- Map and develop a plan for the area to be burned and the surrounding area including fences, roads, powerlines, buildings and any secondary fuels that can intensify the fire.
- Contact the appropriate county or city officials regarding local ordinances.
- Notifying neighbors about the burn plans will avoid unnecessary calls to the local fire department.
- Inform your local fire department of the prescribed burn.
- Arrange for the necessary equipment and personnel needed to execute the burn safely.
- Using fire igniting aids such as drip torch or matches can be used during the prescribed burning. It is important to have radios or cell phones allow communication among the crew members. Farm tractors and allterrain vehicles can be used to transport equipment, water, and personnel. A high-pressure sprayer and sufficient water are recommended to handle fire escapes.
- Wear appropriate and not torn clothing. Wear clothes made of cotton along with leather gloves and boots, goggles, facemask, and a hard hat when initiating a prescribed burning. Do not wear polyester, plastic or rubber clothing.
- Have adequate fire-lines around our pastures or fields at least four weeks before the burn. Fire-lines can be created by mowing, plowing, disking, wet lines, etc.
- Obtain a burn permit from your local MFC on the day of the burn based on the daily fire weather forecast and it is required for any fire set for a recognized agricultural and/or forestry purpose.
- Never burn unless weather conditions (wind speed and direction, temperature, humidity), topography, and other factors enable you to control the fire. Minimum requirements for the permit are 3.5 m/s transport wind speed and 500 meters mixing height or 3.0 m/s transport wind speed and 890 meters mixing height.
- After the burn, check all the boundaries to make sure that there are no fire escapes or leftover fires.
Controlled burning is a management tool that when used under specific controlled conditions can provide benefits to the forage ecosystem. The burn window or preplan conditions for a targeted burning depends on just the right conditions of the controlled burning from both dead and live fuel moisture, air temperature, wind speed, and relative humify. There are different burning techniques that producers should be aware of before implementing a burn to make sure that the safety and goals of the burn are accomplished (Fig.2). The more common techniques are back, head, flank, and spot fire. Backfire is set at a 90-degree angle to the wind direction, so the fire burns directly against the wind. It is one of the safest methods of executing a prescribed burning and is recommended for beginning burn managers or areas with high fuel loads. Wind speed should be no more than 6 to 10 mph when implementing this burning method. Head fires are sent with the direction and should be used only under ideal fuel conditions. They can produce taller flames and burn quickly. Flank fires are implemented with the fuel load is relatively light and they are set by walking into the wind. Spot fires are set across different locations in the pasture with equal or similar distance until they gradually expand and join.
While burning pastures can improve pastureland, it can be dangerous if the conditions are hot, dry and windy.
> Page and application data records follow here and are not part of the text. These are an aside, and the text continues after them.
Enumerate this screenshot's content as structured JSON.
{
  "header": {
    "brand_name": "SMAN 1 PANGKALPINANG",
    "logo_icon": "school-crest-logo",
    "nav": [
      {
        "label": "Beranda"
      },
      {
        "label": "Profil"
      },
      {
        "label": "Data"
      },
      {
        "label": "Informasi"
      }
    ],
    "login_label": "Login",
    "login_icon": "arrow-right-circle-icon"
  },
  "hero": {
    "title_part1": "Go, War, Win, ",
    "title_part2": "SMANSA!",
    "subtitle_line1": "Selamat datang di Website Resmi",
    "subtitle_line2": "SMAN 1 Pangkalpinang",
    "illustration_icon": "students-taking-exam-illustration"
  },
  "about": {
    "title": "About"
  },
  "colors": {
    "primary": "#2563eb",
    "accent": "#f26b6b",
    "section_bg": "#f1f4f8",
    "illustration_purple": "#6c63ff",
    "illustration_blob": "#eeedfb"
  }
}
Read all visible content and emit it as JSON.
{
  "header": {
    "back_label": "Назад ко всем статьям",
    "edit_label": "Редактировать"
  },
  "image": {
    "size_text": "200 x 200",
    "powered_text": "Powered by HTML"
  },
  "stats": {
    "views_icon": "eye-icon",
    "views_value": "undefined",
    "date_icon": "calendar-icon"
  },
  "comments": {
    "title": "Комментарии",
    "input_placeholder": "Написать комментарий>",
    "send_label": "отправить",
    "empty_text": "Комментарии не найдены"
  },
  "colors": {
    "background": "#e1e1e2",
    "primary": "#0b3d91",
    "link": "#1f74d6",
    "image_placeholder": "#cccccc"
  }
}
It must be done safely. To maximize the benefits of implementing a prescribed burn, timing is very crucial. Make sure that pre-scribed burning is implemented close to the regrowth of desirable pasture species to optimize nutrient cycling, nutrient uptake, and canopy closure that will reduce weed competition and improve forage nutritive value. If you are considering a prescribed burn, check with the local Mississippi Forestry Commission and be sure to obtain a permit.
- February 19, 2020—Central Producer Advisory Meeting, Raymond, MS.
- February 20, 2020—North Mississippi Producer Advisory Meeting, Verona, MS.
- February 27, 2020—CREC Producer Advisory Meeting, Biloxi, MS.
- March 26, 2020—Coastal Plain Experiment Station Beef Cattle Field Day, Newton, MS.
For upcoming forage related events visit: http://forages.pss.msstate.edu/events.html